Getting people to the moon is going to involve 3D printing in some way, though likely multiple ways. One of my personal favorites is using moondust to print lunar bases. In a separate but related development, the Ames Research Center was one of 12 projects to receive NASA Innovative Advanced Concepts (NIAC) Phase 1 awards worth $100,000.
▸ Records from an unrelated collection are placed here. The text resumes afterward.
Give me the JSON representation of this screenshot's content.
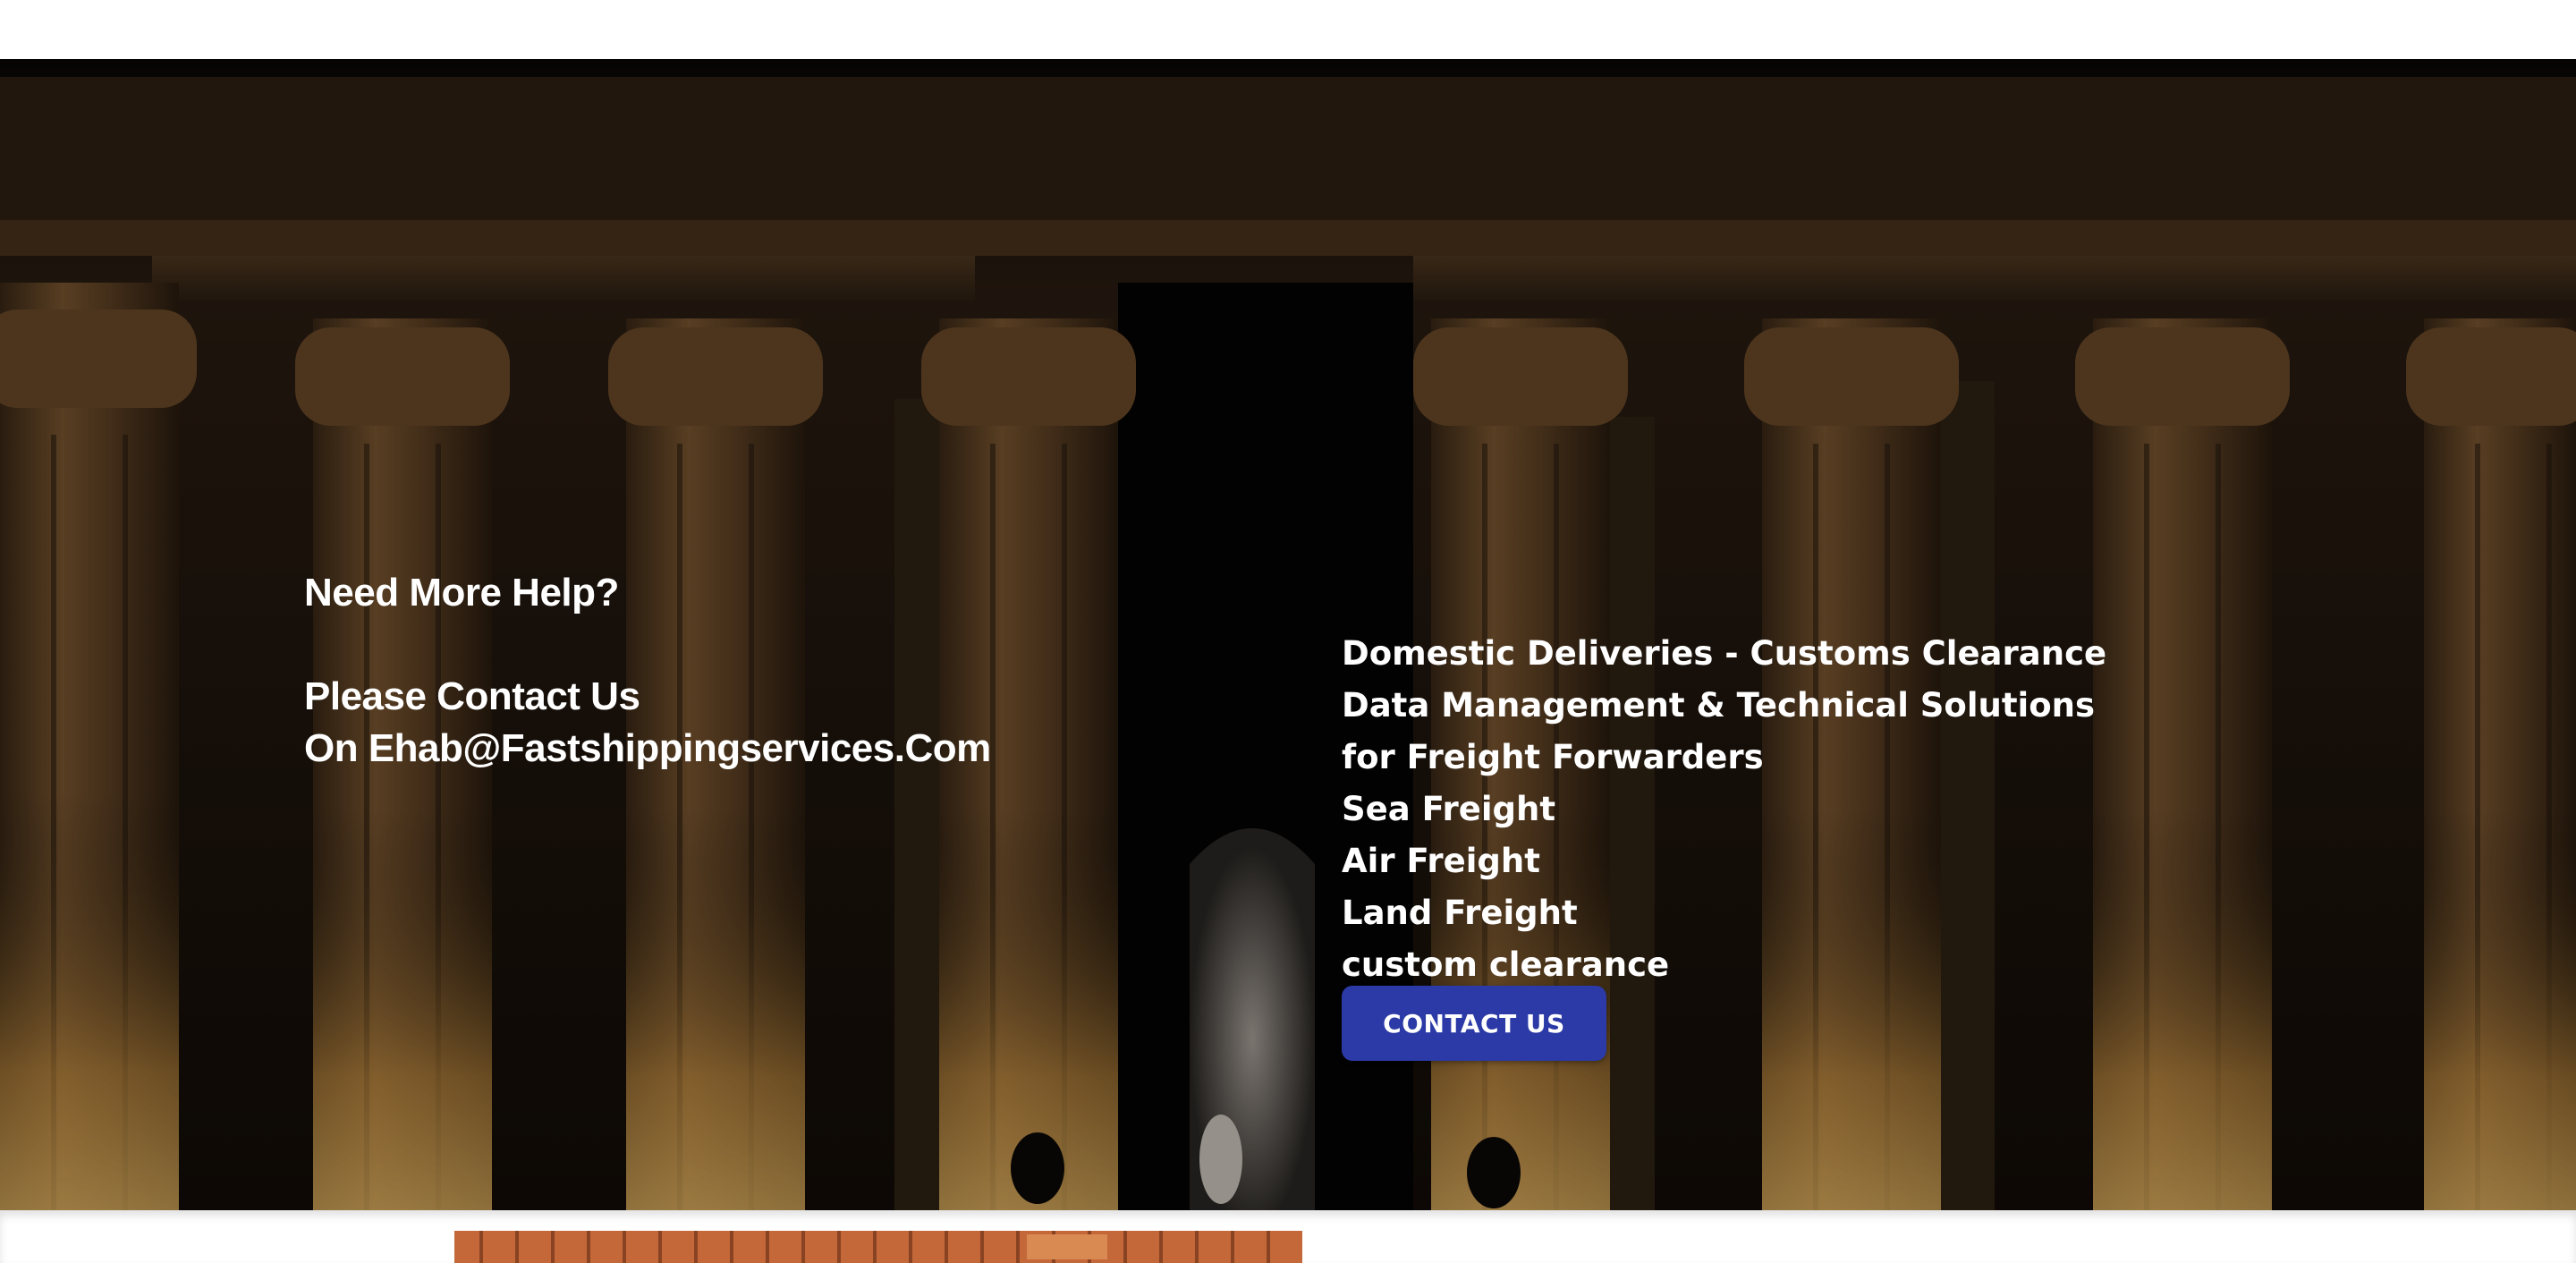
{
  "hero": {
    "background_image": "temple-columns-night-photo",
    "help": {
      "heading": "Need More Help?",
      "contact_line_1": "Please Contact Us",
      "contact_line_2": "On Ehab@Fastshippingservices.Com"
    },
    "services": {
      "intro": "Domestic Deliveries - Customs Clearance Data Management & Technical Solutions for Freight Forwarders",
      "items": [
        "Sea Freight",
        "Air Freight",
        "Land Freight",
        "custom clearance"
      ]
    },
    "contact_button_label": "CONTACT US"
  },
  "bottom": {
    "preview_image": "shipping-containers-photo"
  },
  "colors": {
    "button": "#2b3aa6",
    "text": "#ffffff",
    "page_background": "#ffffff"
  }
}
“Imagine being able to print anything from tools and composite building materials to food and human tissues,” states the NIAC page on in situ, on-demand printing of advanced biocomposites. “By printing 3D arrays of cells engineered to secrete the necessary materials, the abundant in situ resources of atmosphere and regolith become organic, inorganic, or organic-inorganic composite materials. Such materials include novel, biologically derived materials not previously possible to fabricate.” The sugars and acids created from the biochemical processes that arise from algae exposed to heat (sunlight) and CO2 can be used to build engineered cells that are then 3D printed in arrays. Such organic materials could be combined with regolith (moondust/rock) to create novel materials.
3D printed biomaterial composites may be the most efficient method of erecting moon houses, but the technology will do more than that. “Imagine being on Mars with the ability to replace any broken part, whether it’s a part of your spacesuit, your habitat, or your own body.” Yeah, I watched Moon.